Market volatility continued in April as investors tried to understand the impact the COVID-19 pandemic will have on our economy. When most investors hear “volatility” they think about large drops in the market, however it is important to remember there can be both positive and negative volatility. April was the best single month for stock markets since 1987, with the S&P 500 growing over 30% from the lows we saw in March. Some states, including Texas, have begun the process of allowing businesses to reopen, and the Federal Reserve just last week said they will continue to use everything at their disposal to help the economy through this pandemic. Volatility will continue and we expect to see more large swings both up and down as companies announce their earnings for the first and second quarters, so do not be surprised when these market gyrations occur.
There has never been an economic event quite like this, and because of that we are going to see economic data that we never thought possible, for example, unemployment. Over the last six weeks new unemployment claims have blown past previous records, leaving us with a current unemployment rate of 14.7%. Even so, markets continue to climb because unlike previous recessions these unemployment numbers are considered to be temporary.
Many businesses have had to furlough their employees to keep up with expenses while we have been sheltering in place but eventually doors will open again, and life will continue. In the meantime, the federal stimulus has increased unemployment benefits and many Americans are now getting as much in unemployment as they did when they were working.
Another first for the economy this past month was when oil futures turned negative. With the entire globe on lock down there has been a sharp decrease in demand for oil, while production has not slowed. Saudi Arabia and Russia have agreed to drastic cuts in production to help with the decrease in demand, but some economists see this as too little too late. U.S. oil producers have struggled to cut production fast enough and are running into storage limitations. Many of these producers were willing to pay others to take their oil and store it. This does not immediately affect the economy. It could take some time for supply and demand to level out, but these lower costs should eventually help to stimulate growth as lower energy costs give consumers more money to spend.

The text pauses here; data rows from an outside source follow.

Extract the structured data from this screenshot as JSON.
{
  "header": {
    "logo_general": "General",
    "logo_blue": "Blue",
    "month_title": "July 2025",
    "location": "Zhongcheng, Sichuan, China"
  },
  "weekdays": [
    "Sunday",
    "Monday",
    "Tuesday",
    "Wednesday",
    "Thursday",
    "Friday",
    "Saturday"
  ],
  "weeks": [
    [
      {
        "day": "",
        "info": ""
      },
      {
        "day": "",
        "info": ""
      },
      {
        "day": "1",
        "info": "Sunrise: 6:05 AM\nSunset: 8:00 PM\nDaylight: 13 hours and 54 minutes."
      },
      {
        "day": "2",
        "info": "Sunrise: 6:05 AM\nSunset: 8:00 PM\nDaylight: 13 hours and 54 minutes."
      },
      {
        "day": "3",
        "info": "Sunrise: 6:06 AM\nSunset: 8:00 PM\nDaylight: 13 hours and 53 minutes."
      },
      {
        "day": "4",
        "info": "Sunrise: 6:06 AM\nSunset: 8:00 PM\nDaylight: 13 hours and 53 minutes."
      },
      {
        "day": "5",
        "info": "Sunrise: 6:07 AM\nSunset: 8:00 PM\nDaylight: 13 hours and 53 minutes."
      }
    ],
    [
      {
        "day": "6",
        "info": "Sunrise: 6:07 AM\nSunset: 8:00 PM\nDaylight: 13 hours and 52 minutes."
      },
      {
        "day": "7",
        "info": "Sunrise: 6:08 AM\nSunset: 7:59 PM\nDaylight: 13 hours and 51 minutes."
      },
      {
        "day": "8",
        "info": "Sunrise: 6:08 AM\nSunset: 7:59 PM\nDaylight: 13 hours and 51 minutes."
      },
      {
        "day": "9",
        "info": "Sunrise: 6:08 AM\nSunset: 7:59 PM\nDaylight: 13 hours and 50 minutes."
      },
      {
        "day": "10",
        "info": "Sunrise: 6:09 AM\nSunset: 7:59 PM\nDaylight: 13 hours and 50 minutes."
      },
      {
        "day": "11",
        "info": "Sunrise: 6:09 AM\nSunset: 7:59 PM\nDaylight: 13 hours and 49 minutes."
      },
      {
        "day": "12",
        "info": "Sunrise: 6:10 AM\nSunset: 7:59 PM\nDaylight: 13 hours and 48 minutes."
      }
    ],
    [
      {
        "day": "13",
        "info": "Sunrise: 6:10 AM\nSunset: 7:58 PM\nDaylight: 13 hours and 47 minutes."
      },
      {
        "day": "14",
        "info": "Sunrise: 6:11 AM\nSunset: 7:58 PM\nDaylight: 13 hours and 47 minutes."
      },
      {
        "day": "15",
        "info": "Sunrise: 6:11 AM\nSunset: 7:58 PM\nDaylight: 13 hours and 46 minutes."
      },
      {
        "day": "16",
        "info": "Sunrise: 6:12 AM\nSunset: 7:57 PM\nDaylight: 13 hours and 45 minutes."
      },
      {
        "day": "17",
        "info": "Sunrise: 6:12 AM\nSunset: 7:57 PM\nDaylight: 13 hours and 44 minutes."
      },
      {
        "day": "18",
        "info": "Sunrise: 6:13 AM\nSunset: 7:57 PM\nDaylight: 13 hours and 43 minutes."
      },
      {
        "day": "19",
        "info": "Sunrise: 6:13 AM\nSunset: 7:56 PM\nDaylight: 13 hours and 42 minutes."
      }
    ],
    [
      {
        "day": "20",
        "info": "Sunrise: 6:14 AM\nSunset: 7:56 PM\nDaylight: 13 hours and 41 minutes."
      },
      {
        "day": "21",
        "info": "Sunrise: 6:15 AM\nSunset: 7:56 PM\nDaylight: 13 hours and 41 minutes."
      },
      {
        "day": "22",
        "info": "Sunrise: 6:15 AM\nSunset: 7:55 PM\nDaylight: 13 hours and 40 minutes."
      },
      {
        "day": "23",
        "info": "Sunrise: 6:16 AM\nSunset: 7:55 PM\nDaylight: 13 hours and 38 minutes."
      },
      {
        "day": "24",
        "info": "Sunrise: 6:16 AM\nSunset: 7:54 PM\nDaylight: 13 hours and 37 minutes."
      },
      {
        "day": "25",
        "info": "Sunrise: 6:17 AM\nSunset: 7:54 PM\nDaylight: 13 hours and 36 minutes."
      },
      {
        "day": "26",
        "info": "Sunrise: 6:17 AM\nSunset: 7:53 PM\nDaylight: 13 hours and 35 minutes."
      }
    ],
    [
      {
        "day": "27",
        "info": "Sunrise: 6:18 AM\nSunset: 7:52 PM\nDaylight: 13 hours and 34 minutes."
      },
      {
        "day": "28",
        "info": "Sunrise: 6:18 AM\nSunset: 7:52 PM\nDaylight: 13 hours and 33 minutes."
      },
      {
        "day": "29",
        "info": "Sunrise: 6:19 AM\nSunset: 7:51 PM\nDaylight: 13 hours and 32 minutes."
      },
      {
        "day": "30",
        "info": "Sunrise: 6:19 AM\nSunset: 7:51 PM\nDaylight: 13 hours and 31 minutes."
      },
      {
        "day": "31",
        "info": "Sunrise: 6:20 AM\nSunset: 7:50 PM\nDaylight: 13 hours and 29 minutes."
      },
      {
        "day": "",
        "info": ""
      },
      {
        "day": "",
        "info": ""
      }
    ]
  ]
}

Uncertainty is still present in the markets, but one thing remains clear, eventually the economy will recover. I have a great deal of conviction in that statement. I spend my days talking and listening to clients, acquaintances and my own family. The message I hear consistently is that we are all anxious to get out and get back to life as it was before Covid-19 rocked our world. Some aspects of our reality are probably forever changed, nevertheless, we are all ready to book a trip again, buy a car or simply dine out.
Thank you for your continued trust. Please stay safe and have a Happy Mother’s Day.